Third letter of May 5, 1866, from William McBurney to Thomas B. Ferguson. McBurney discusses the ongoing struggle to obtain a saw blade of the correct dimensions claiming the company he ordered it from cannot forge one because the proper sized plate "is on board the colera (sic) ship and cannot be had until she is permitted to discharge cargo." 2p.
William McBurney to Thomas B. Ferguson concerning operations at Dean Hall Plantation. McBurney describes two different kinds of rice he is sending to Dean Hall and suggests that Ferguson plant the better rice "in a field by itself" for next year's seed crop. He is sending more laborers and supplies to Ferguson, remarking that "Bacon is up in price today." 4p.
Second letter of June 12, 1866, from William McBurney to Thomas B. Ferguson. McBurney writes that Ferguson's brother thinks the mule thief will cross the river at "Bacon Bridge" and head towards Adams Run and suggests that Ferguson go to "the neighborhood of the 18-mile" house to offer "John Donnelly" a reward if he can capture the thief. 1p.
Letter from William McBurney to Thomas B. Ferguson concerning supplies for Dean Hall Plantation. Included among the supplies is a barrel of whiskey that is to be mixed with quinine and taken as a prophylactic and McBurney hopes this "judicious use of the preventatives will aid in keeping off sickness." 1p.
Letter from Thomas B. Ferguson to William Smitts, miller at the Dean Hall Plantation saw mill. Ferguson outlines the rules of employment for the saw hands, their pay (more money for firemen and white hands) and the work whistle system he would like Smitts to use. 3p.
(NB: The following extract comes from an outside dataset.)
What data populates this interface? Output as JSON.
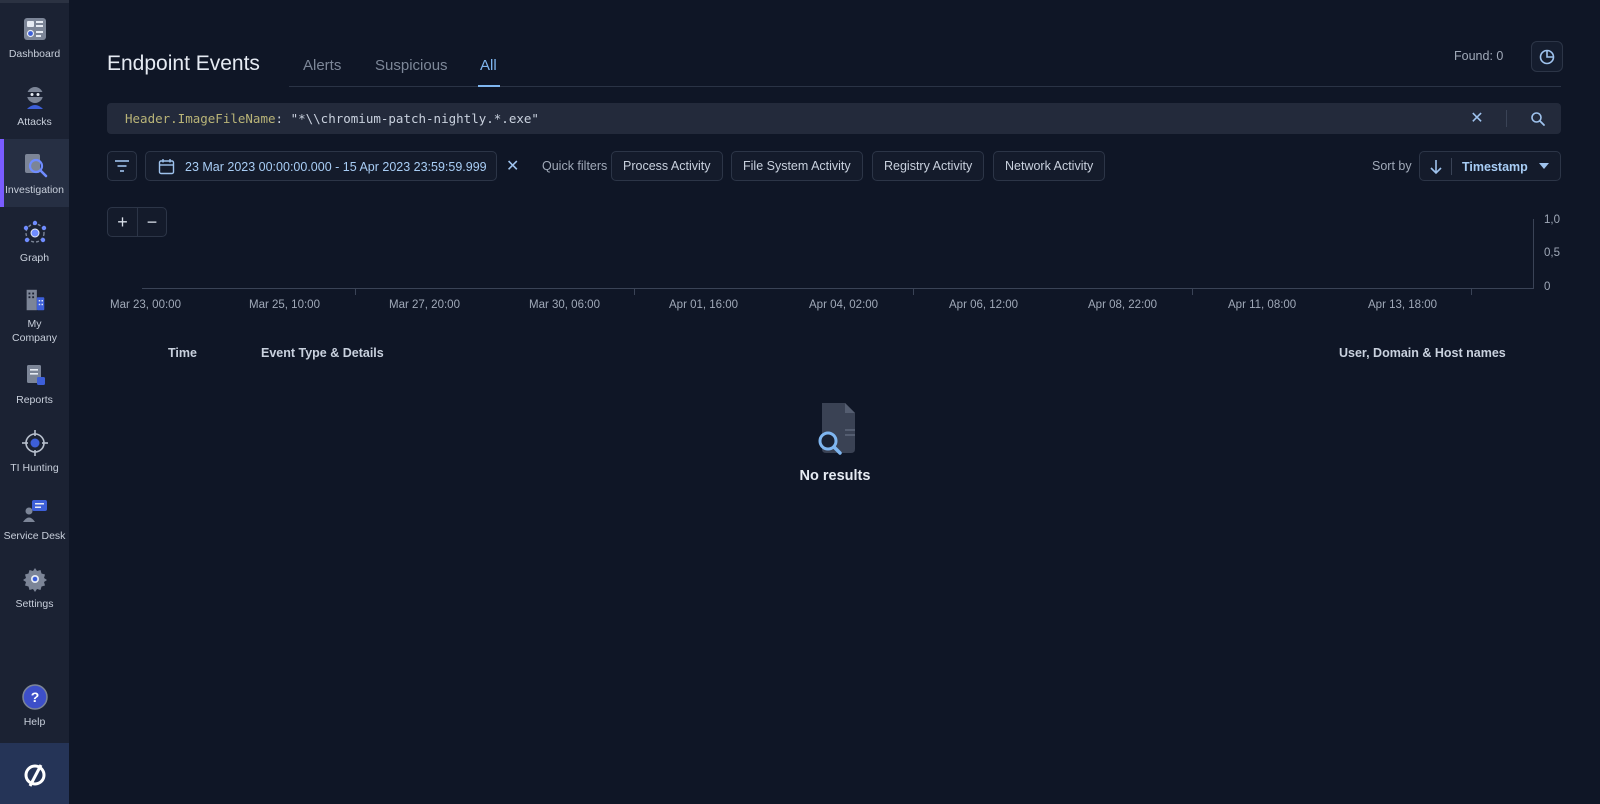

Letter from William McBurney to Thomas B. Ferguson concerning supplies sent to Dean Hall Plantation. McBurney writes that this is an unplanned trip up the river to Dean Hall for "Cap Christian" and he might expect Ferguson to have something to ship back to town to make it worth his while. 1p.
Letter from William McBurney to Thomas B. Ferguson informing him that he is sending payroll money to Dean Hall Plantation. The payment of the wages has left McBurney without any money and he fears that the saw mill on the plantation will not generate any profit. 1p.
Notice affirming the charges made by Thomas B. Ferguson against freedmen at Dean Hall Plantation. The military command in Charleston agrees that the freedmen have forfeited their contract with Ferguson and gives them ten days to leave the plantation. 1p.
Letter from William McBurney to Thomas B. Ferguson concerning supplies sent to Dean Hall Plantation. McBurney apologizes for sending articles on the sloop "Bird" instead of the "R E Lee" and returns a butter tin sent to him by Ferguson. He writes, "I think your dairy maid needs instruction,..., Mrs. McB thanks you for the butter but thinks there is room for improvement." 1p.
Letter from T. Linard (?) of the Freedmen's Bureau to Thomas B. Ferguson at Dean Hall Plantation. Linard is responding to a complaint from Dennis Cash, a freedman in Ferguson's employ, about the destruction of his private crops by Ferguson's hogs and mules. 2p.
Letter from James B. Heyward to William C. Bee seeking a partner in planting Myrtle Grove Plantation. Heyward alludes to an 1854 hurricane that has damaged the long term rice yield at Myrtle Grove but hopes with sufficient capital and his one year of "experience in management under the present system" that a profitable crop of rice could be realized. 4p.